"""
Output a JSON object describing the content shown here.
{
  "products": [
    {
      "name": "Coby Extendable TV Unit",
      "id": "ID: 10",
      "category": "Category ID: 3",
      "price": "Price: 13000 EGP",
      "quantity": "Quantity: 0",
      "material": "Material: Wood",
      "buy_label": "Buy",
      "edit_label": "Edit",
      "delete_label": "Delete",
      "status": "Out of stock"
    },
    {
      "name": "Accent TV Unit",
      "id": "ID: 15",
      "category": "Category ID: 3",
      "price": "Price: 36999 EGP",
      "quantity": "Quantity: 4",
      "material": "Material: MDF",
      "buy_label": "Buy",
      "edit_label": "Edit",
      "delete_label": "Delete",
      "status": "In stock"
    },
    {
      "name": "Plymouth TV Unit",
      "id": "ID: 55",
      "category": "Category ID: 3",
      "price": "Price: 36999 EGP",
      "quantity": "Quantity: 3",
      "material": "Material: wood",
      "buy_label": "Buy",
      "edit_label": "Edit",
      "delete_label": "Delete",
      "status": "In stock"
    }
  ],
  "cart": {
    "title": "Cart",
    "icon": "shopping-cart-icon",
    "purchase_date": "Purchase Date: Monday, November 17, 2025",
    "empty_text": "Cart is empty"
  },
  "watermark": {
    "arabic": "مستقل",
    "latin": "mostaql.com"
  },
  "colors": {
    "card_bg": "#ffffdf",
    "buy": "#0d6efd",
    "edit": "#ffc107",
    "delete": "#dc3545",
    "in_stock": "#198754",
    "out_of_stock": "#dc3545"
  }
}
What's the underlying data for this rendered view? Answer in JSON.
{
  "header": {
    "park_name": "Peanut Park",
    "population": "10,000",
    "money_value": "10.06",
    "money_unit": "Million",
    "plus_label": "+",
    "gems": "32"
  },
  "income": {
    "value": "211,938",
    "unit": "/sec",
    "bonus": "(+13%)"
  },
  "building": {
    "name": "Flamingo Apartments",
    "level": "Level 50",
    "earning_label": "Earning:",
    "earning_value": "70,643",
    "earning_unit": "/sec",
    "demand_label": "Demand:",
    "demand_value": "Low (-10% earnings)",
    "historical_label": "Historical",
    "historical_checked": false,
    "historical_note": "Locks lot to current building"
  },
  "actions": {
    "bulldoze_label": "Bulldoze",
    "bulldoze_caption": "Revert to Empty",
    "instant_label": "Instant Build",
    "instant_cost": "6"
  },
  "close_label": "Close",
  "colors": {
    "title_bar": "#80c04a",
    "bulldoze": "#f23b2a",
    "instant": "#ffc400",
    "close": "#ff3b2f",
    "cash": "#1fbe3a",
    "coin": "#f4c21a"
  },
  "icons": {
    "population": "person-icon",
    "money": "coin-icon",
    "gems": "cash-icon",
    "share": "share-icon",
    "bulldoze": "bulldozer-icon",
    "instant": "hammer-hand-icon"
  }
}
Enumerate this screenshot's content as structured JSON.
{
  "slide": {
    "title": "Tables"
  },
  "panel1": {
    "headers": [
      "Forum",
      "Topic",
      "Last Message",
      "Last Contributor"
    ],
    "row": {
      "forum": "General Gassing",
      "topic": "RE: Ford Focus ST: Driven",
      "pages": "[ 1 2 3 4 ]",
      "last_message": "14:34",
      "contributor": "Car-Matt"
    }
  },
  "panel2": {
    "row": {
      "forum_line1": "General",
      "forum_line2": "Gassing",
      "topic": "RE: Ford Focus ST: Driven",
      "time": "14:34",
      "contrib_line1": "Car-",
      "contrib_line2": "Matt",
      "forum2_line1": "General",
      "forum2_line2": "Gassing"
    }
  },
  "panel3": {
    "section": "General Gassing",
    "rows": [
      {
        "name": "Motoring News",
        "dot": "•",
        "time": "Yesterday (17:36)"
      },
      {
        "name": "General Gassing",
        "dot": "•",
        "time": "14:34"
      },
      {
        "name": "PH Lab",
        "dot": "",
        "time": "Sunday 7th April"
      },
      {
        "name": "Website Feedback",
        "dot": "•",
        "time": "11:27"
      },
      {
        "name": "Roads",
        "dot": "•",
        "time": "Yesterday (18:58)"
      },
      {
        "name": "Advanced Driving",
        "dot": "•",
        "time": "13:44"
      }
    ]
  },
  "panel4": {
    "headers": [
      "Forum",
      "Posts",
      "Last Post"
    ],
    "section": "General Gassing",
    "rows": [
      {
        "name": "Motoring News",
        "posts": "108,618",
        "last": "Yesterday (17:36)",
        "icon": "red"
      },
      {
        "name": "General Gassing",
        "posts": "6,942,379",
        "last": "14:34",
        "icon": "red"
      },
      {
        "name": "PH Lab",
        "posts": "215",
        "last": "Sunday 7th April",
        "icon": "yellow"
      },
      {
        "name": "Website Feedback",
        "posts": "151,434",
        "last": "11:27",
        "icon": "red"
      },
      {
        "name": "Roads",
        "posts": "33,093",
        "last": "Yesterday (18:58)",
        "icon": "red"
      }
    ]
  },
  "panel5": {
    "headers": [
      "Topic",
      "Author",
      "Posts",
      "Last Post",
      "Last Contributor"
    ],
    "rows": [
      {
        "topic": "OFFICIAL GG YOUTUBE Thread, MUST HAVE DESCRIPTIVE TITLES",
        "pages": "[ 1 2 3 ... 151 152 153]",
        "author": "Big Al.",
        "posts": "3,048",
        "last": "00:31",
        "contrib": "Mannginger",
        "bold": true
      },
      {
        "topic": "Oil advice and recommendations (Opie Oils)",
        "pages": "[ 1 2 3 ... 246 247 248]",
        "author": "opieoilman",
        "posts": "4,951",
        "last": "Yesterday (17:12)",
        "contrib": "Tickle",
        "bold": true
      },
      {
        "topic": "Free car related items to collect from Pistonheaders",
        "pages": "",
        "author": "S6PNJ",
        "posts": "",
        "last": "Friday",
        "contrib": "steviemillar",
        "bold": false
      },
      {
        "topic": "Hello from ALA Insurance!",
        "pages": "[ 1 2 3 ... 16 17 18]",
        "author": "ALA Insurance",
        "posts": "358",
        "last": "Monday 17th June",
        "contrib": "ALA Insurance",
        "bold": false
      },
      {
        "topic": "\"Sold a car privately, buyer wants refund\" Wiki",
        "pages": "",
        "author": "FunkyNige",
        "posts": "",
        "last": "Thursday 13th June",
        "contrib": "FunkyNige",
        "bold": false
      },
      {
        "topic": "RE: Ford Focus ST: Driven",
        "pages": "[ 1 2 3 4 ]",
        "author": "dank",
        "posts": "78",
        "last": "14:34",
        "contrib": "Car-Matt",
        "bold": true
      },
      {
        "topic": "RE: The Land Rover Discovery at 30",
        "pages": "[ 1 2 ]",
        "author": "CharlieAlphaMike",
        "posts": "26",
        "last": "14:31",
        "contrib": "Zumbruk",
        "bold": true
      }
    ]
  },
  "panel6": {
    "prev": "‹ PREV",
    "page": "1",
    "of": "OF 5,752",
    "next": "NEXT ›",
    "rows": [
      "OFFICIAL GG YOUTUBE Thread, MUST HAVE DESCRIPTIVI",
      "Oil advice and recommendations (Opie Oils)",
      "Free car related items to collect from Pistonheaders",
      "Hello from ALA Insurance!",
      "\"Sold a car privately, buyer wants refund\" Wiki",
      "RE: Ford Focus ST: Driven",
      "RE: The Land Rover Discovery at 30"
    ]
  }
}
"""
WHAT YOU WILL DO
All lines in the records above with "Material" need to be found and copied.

ANSWER BELOW
      "material": "Material: Wood",
      "material": "Material: MDF",
      "material": "Material: wood",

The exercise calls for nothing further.